--"a comprehensive effort to collect data on the number of Katrina evacuees still in Texas, their plans to remain or not remain in the state, and their need for services as they rebuild their lives in Texas communities." The state identified the evacuees using info gathered by the Federal Emergency Management Agency (FEMA); folks who registered for emergency aid were among those counted in the study, which the state admits in its report is "an inaccurate representation of all hurricane evacuees." Still, it was better than nothing--and the state needed to do something to mark the one-year anniversary, since, it reveals, "numerous elected officials" throughout the state had expressed "interest and concern" in the long- and short-range impact evacuees were having on the state.
Gallup helped with the survey, conducting 15- to 20-minute phone interviews with some 6,415 "randomly selected evacuee households." According to the study, a total of 251,000 evacuees remain in Texas a year after Katrina--66,000 living in the North Texas area, 2,017 of whom were interviewed for the study. (Houston has the most folks living in the area: 111,000 estimated, and likely more than that.)
Among the key findings:
Katrina evacuees are mostly African-American women who are low-income and living in households with children.
Most families living in Texas do not have plans to leave the state within the next six months, and half believe they will be here a year from now. Forty percent plan on staying for at least two years, while the rest are likely to stay forever.
Most of the people who came to Texas remain unemployed (59 percent of those surveyed), while 41 percent are living in households bringing in under $500 a month.
Thirty-seven percent of those surveyed claim their physical health has deteriorated since coming to Texas, "compared to 20 percent prior to Katrina."
Only 33 percent said "that someone in their family receives Medicaid, down from 41 percent before the hurricane."
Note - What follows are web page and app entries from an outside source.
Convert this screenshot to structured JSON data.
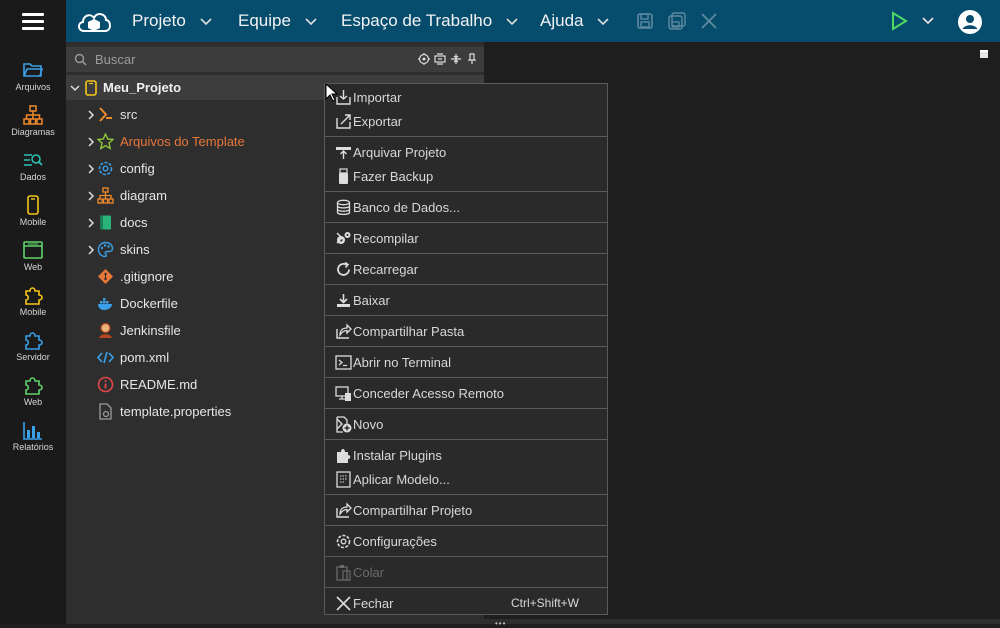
{
  "topbar": {
    "menus": [
      {
        "label": "Projeto"
      },
      {
        "label": "Equipe"
      },
      {
        "label": "Espaço de Trabalho"
      },
      {
        "label": "Ajuda"
      }
    ]
  },
  "sidebar": {
    "items": [
      {
        "label": "Arquivos",
        "icon": "folder-icon",
        "color": "#3aa0e8"
      },
      {
        "label": "Diagramas",
        "icon": "diagram-icon",
        "color": "#f08a2c"
      },
      {
        "label": "Dados",
        "icon": "data-search-icon",
        "color": "#2bc1b4"
      },
      {
        "label": "Mobile",
        "icon": "mobile-icon",
        "color": "#f5c518"
      },
      {
        "label": "Web",
        "icon": "browser-icon",
        "color": "#5fd36b"
      },
      {
        "label": "Mobile",
        "icon": "puzzle-icon",
        "color": "#f5c518"
      },
      {
        "label": "Servidor",
        "icon": "puzzle-icon",
        "color": "#3aa0e8"
      },
      {
        "label": "Web",
        "icon": "puzzle-icon",
        "color": "#5fd36b"
      },
      {
        "label": "Relatórios",
        "icon": "bar-chart-icon",
        "color": "#3aa0e8"
      }
    ]
  },
  "tree": {
    "search_placeholder": "Buscar",
    "root": "Meu_Projeto",
    "items": [
      {
        "label": "src",
        "icon": "source-icon",
        "folder": true
      },
      {
        "label": "Arquivos do Template",
        "icon": "star-icon",
        "folder": true,
        "highlight": "#e8773a"
      },
      {
        "label": "config",
        "icon": "gear-icon",
        "folder": true
      },
      {
        "label": "diagram",
        "icon": "diagram-icon",
        "folder": true
      },
      {
        "label": "docs",
        "icon": "book-icon",
        "folder": true
      },
      {
        "label": "skins",
        "icon": "palette-icon",
        "folder": true
      },
      {
        "label": ".gitignore",
        "icon": "git-icon",
        "folder": false
      },
      {
        "label": "Dockerfile",
        "icon": "docker-icon",
        "folder": false
      },
      {
        "label": "Jenkinsfile",
        "icon": "jenkins-icon",
        "folder": false
      },
      {
        "label": "pom.xml",
        "icon": "code-icon",
        "folder": false
      },
      {
        "label": "README.md",
        "icon": "info-icon",
        "folder": false
      },
      {
        "label": "template.properties",
        "icon": "file-gear-icon",
        "folder": false
      }
    ]
  },
  "context_menu": {
    "items": [
      {
        "label": "Importar"
      },
      {
        "label": "Exportar"
      },
      {
        "label": "Arquivar Projeto"
      },
      {
        "label": "Fazer Backup"
      },
      {
        "label": "Banco de Dados..."
      },
      {
        "label": "Recompilar"
      },
      {
        "label": "Recarregar"
      },
      {
        "label": "Baixar"
      },
      {
        "label": "Compartilhar Pasta"
      },
      {
        "label": "Abrir no Terminal"
      },
      {
        "label": "Conceder Acesso Remoto"
      },
      {
        "label": "Novo"
      },
      {
        "label": "Instalar Plugins"
      },
      {
        "label": "Aplicar Modelo..."
      },
      {
        "label": "Compartilhar Projeto"
      },
      {
        "label": "Configurações"
      },
      {
        "label": "Colar"
      },
      {
        "label": "Fechar",
        "shortcut": "Ctrl+Shift+W"
      }
    ]
  }
}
And while only 12 percent of those surveyed still live in temporary housing or with someone else, 135,000 evacuees (including 55,000 children) depend on housing subsidies.
In a few moments, we'll have more details from the report--including detailed demographics of Katrina evacuees living in North Texas and the state's conclusions. In short, Katrina evacuees aren't using health and human services the way they should, but they will. And it won't be cheap. --Robert Wilonsky